DATA SHOWN

------

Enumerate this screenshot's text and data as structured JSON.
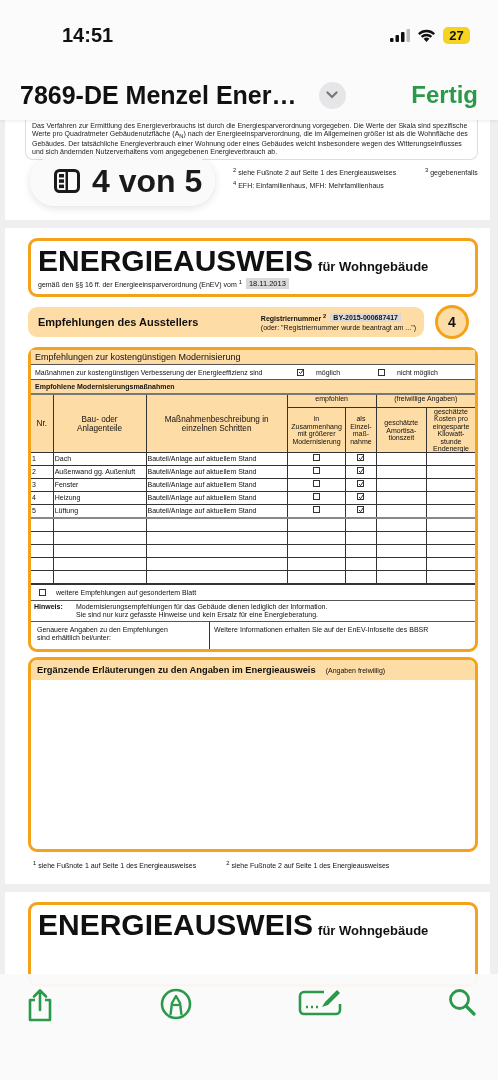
{
  "status_bar": {
    "time": "14:51",
    "battery": "27"
  },
  "nav": {
    "title": "7869-DE Menzel Ener…",
    "done": "Fertig"
  },
  "page_badge": {
    "text": "4 von 5"
  },
  "prev_page": {
    "paragraph": "Das Verfahren zur Ermittlung des Energieverbrauchs ist durch die Energiesparverordnung vorgegeben. Die Werte der Skala sind spezifische Werte pro Quadratmeter Gebäudenutzfläche (A$_{N}$) nach der Energieeinsparverordnung, die im Allgemeinen größer ist als die Wohnfläche des Gebäudes. Der tatsächliche Energieverbrauch einer Wohnung oder eines Gebäudes weicht insbesondere wegen des Witterungseinflusses und sich ändernden Nutzerverhaltens vom angegebenen Energieverbrauch ab.",
    "footnotes": [
      "$^{2}$ siehe Fußnote 2 auf Seite 1 des Energieausweises",
      "$^{3}$ gegebenenfalls",
      "$^{4}$ EFH: Einfamilienhaus, MFH: Mehrfamilienhaus"
    ]
  },
  "page": {
    "title": "ENERGIEAUSWEIS",
    "subtitle": "für Wohngebäude",
    "regulation": "gemäß den §§ 16 ff. der Energieeinsparverordnung (EnEV) vom $^{1}$",
    "date": "18.11.2013",
    "section": {
      "title": "Empfehlungen des Ausstellers",
      "reg_label": "Registriernummer $^{2}$",
      "reg_number": "BY-2015-000687417",
      "reg_note": "(oder: \"Registriernummer wurde beantragt am ...\")",
      "page_number": "4"
    },
    "recommendations": {
      "title": "Empfehlungen zur kostengünstigen Modernisierung",
      "possible_text": "Maßnahmen zur kostengünstigen Verbesserung der Energieeffizienz sind",
      "options": [
        {
          "label": "möglich",
          "checked": true
        },
        {
          "label": "nicht möglich",
          "checked": false
        }
      ],
      "measures_title": "Empfohlene Modernisierungsmaßnahmen",
      "columns": {
        "nr": "Nr.",
        "part": "Bau- oder\nAnlagenteile",
        "description": "Maßnahmenbeschreibung in\neinzelnen Schritten",
        "recommended": "empfohlen",
        "combined": "in\nZusammenhang\nmit größerer\nModernisierung",
        "single": "als\nEinzel-\nmaß-\nnahme",
        "optional": "(freiwillige Angaben)",
        "payback": "geschätzte\nAmortisa-\ntionszeit",
        "cost": "geschätzte\nKosten pro\neingesparte\nKilowatt-\nstunde\nEndenergie"
      },
      "rows": [
        {
          "nr": "1",
          "part": "Dach",
          "description": "Bauteil/Anlage auf aktuellem Stand",
          "combined": false,
          "single": true
        },
        {
          "nr": "2",
          "part": "Außenwand gg. Außenluft",
          "description": "Bauteil/Anlage auf aktuellem Stand",
          "combined": false,
          "single": true
        },
        {
          "nr": "3",
          "part": "Fenster",
          "description": "Bauteil/Anlage auf aktuellem Stand",
          "combined": false,
          "single": true
        },
        {
          "nr": "4",
          "part": "Heizung",
          "description": "Bauteil/Anlage auf aktuellem Stand",
          "combined": false,
          "single": true
        },
        {
          "nr": "5",
          "part": "Lüftung",
          "description": "Bauteil/Anlage auf aktuellem Stand",
          "combined": false,
          "single": true
        }
      ],
      "more_sheet": {
        "label": "weitere Empfehlungen auf gesondertem Blatt",
        "checked": false
      },
      "note_label": "Hinweis:",
      "note": "Modernisierungsempfehlungen für das Gebäude dienen lediglich der Information.\nSie sind nur kurz gefasste Hinweise und kein Ersatz für eine Energieberatung.",
      "details_label": "Genauere Angaben zu den Empfehlungen\nsind erhältlich bei/unter:",
      "info": "Weitere Informationen erhalten Sie auf der EnEV-Infoseite des BBSR"
    },
    "explanations": {
      "title": "Ergänzende Erläuterungen zu den Angaben im Energieausweis",
      "note": "(Angaben freiwillig)"
    },
    "footnotes": [
      "$^{1}$ siehe Fußnote 1 auf Seite 1 des Energieausweises",
      "$^{2}$ siehe Fußnote 2 auf Seite 1 des Energieausweises"
    ]
  },
  "next_page": {
    "title": "ENERGIEAUSWEIS",
    "subtitle": "für Wohngebäude"
  }
}
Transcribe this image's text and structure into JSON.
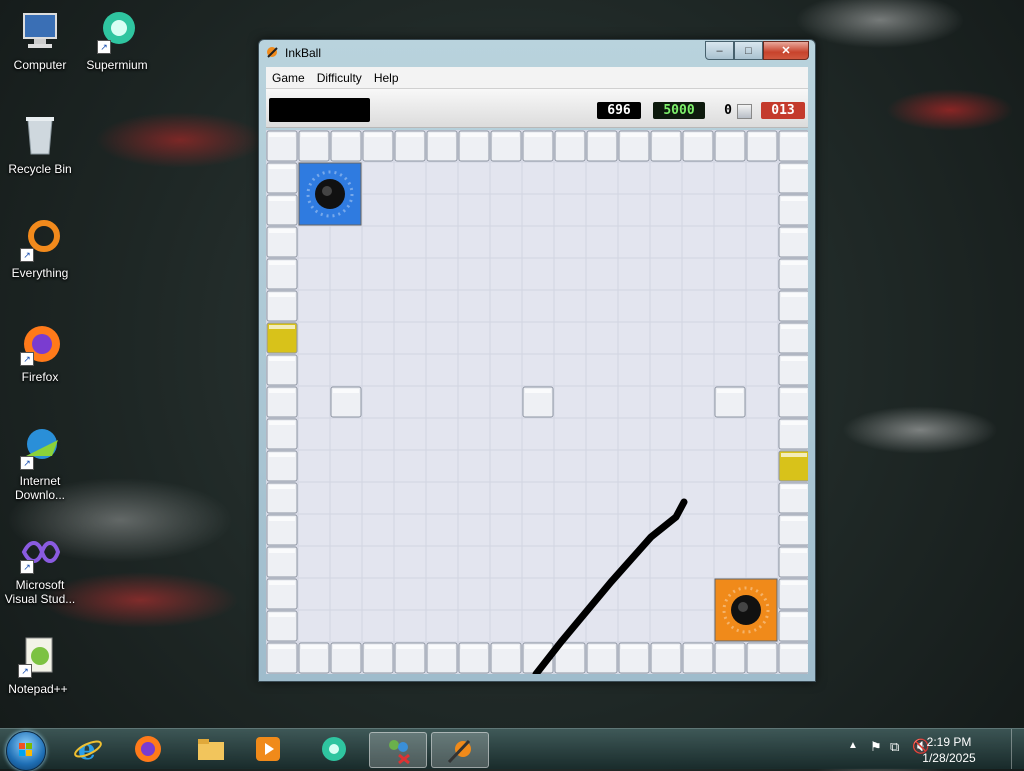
{
  "desktop": {
    "icons": [
      {
        "label": "Computer"
      },
      {
        "label": "Supermium"
      },
      {
        "label": "Recycle Bin"
      },
      {
        "label": "Everything"
      },
      {
        "label": "Firefox"
      },
      {
        "label": "Internet Downlo..."
      },
      {
        "label": "Microsoft Visual Stud..."
      },
      {
        "label": "Notepad++"
      }
    ]
  },
  "window": {
    "title": "InkBall",
    "menu": [
      "Game",
      "Difficulty",
      "Help"
    ],
    "caption_buttons": {
      "minimize": "–",
      "maximize": "□",
      "close": "✕"
    }
  },
  "scoreboard": {
    "time": "696",
    "score": "5000",
    "balls_collected": "0",
    "balls_remaining": "013"
  },
  "colors": {
    "blue_hole": "#2f7be0",
    "orange_hole": "#f08a1a",
    "yellow_block": "#d8c21a",
    "ink_line": "#000000",
    "score_green": "#7df06a",
    "remaining_red": "#e03a2a"
  },
  "taskbar": {
    "pinned": [
      "internet-explorer",
      "firefox",
      "file-explorer",
      "media-player",
      "supermium",
      "network-app",
      "inkball"
    ],
    "clock_time": "2:19 PM",
    "clock_date": "1/28/2025"
  }
}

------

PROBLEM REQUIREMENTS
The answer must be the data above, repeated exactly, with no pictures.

FINISHED TASK
Enumerate this screenshot's text and data as structured JSON.
{
  "status_bar": {
    "time": "14:51",
    "battery": "27"
  },
  "nav": {
    "title": "7869-DE Menzel Ener…",
    "done": "Fertig"
  },
  "page_badge": {
    "text": "4 von 5"
  },
  "prev_page": {
    "paragraph": "Das Verfahren zur Ermittlung des Energieverbrauchs ist durch die Energiesparverordnung vorgegeben. Die Werte der Skala sind spezifische Werte pro Quadratmeter Gebäudenutzfläche (A$_{N}$) nach der Energieeinsparverordnung, die im Allgemeinen größer ist als die Wohnfläche des Gebäudes. Der tatsächliche Energieverbrauch einer Wohnung oder eines Gebäudes weicht insbesondere wegen des Witterungseinflusses und sich ändernden Nutzerverhaltens vom angegebenen Energieverbrauch ab.",
    "footnotes": [
      "$^{2}$ siehe Fußnote 2 auf Seite 1 des Energieausweises",
      "$^{3}$ gegebenenfalls",
      "$^{4}$ EFH: Einfamilienhaus, MFH: Mehrfamilienhaus"
    ]
  },
  "page": {
    "title": "ENERGIEAUSWEIS",
    "subtitle": "für Wohngebäude",
    "regulation": "gemäß den §§ 16 ff. der Energieeinsparverordnung (EnEV) vom $^{1}$",
    "date": "18.11.2013",
    "section": {
      "title": "Empfehlungen des Ausstellers",
      "reg_label": "Registriernummer $^{2}$",
      "reg_number": "BY-2015-000687417",
      "reg_note": "(oder: \"Registriernummer wurde beantragt am ...\")",
      "page_number": "4"
    },
    "recommendations": {
      "title": "Empfehlungen zur kostengünstigen Modernisierung",
      "possible_text": "Maßnahmen zur kostengünstigen Verbesserung der Energieeffizienz sind",
      "options": [
        {
          "label": "möglich",
          "checked": true
        },
        {
          "label": "nicht möglich",
          "checked": false
        }
      ],
      "measures_title": "Empfohlene Modernisierungsmaßnahmen",
      "columns": {
        "nr": "Nr.",
        "part": "Bau- oder\nAnlagenteile",
        "description": "Maßnahmenbeschreibung in\neinzelnen Schritten",
        "recommended": "empfohlen",
        "combined": "in\nZusammenhang\nmit größerer\nModernisierung",
        "single": "als\nEinzel-\nmaß-\nnahme",
        "optional": "(freiwillige Angaben)",
        "payback": "geschätzte\nAmortisa-\ntionszeit",
        "cost": "geschätzte\nKosten pro\neingesparte\nKilowatt-\nstunde\nEndenergie"
      },
      "rows": [
        {
          "nr": "1",
          "part": "Dach",
          "description": "Bauteil/Anlage auf aktuellem Stand",
          "combined": false,
          "single": true
        },
        {
          "nr": "2",
          "part": "Außenwand gg. Außenluft",
          "description": "Bauteil/Anlage auf aktuellem Stand",
          "combined": false,
          "single": true
        },
        {
          "nr": "3",
          "part": "Fenster",
          "description": "Bauteil/Anlage auf aktuellem Stand",
          "combined": false,
          "single": true
        },
        {
          "nr": "4",
          "part": "Heizung",
          "description": "Bauteil/Anlage auf aktuellem Stand",
          "combined": false,
          "single": true
        },
        {
          "nr": "5",
          "part": "Lüftung",
          "description": "Bauteil/Anlage auf aktuellem Stand",
          "combined": false,
          "single": true
        }
      ],
      "more_sheet": {
        "label": "weitere Empfehlungen auf gesondertem Blatt",
        "checked": false
      },
      "note_label": "Hinweis:",
      "note": "Modernisierungsempfehlungen für das Gebäude dienen lediglich der Information.\nSie sind nur kurz gefasste Hinweise und kein Ersatz für eine Energieberatung.",
      "details_label": "Genauere Angaben zu den Empfehlungen\nsind erhältlich bei/unter:",
      "info": "Weitere Informationen erhalten Sie auf der EnEV-Infoseite des BBSR"
    },
    "explanations": {
      "title": "Ergänzende Erläuterungen zu den Angaben im Energieausweis",
      "note": "(Angaben freiwillig)"
    },
    "footnotes": [
      "$^{1}$ siehe Fußnote 1 auf Seite 1 des Energieausweises",
      "$^{2}$ siehe Fußnote 2 auf Seite 1 des Energieausweises"
    ]
  },
  "next_page": {
    "title": "ENERGIEAUSWEIS",
    "subtitle": "für Wohngebäude"
  }
}
Transcribe this image's text and structure into JSON.
{
  "desktop": {
    "icons": [
      {
        "label": "Computer"
      },
      {
        "label": "Supermium"
      },
      {
        "label": "Recycle Bin"
      },
      {
        "label": "Everything"
      },
      {
        "label": "Firefox"
      },
      {
        "label": "Internet Downlo..."
      },
      {
        "label": "Microsoft Visual Stud..."
      },
      {
        "label": "Notepad++"
      }
    ]
  },
  "window": {
    "title": "InkBall",
    "menu": [
      "Game",
      "Difficulty",
      "Help"
    ],
    "caption_buttons": {
      "minimize": "–",
      "maximize": "□",
      "close": "✕"
    }
  },
  "scoreboard": {
    "time": "696",
    "score": "5000",
    "balls_collected": "0",
    "balls_remaining": "013"
  },
  "colors": {
    "blue_hole": "#2f7be0",
    "orange_hole": "#f08a1a",
    "yellow_block": "#d8c21a",
    "ink_line": "#000000",
    "score_green": "#7df06a",
    "remaining_red": "#e03a2a"
  },
  "taskbar": {
    "pinned": [
      "internet-explorer",
      "firefox",
      "file-explorer",
      "media-player",
      "supermium",
      "network-app",
      "inkball"
    ],
    "clock_time": "2:19 PM",
    "clock_date": "1/28/2025"
  }
}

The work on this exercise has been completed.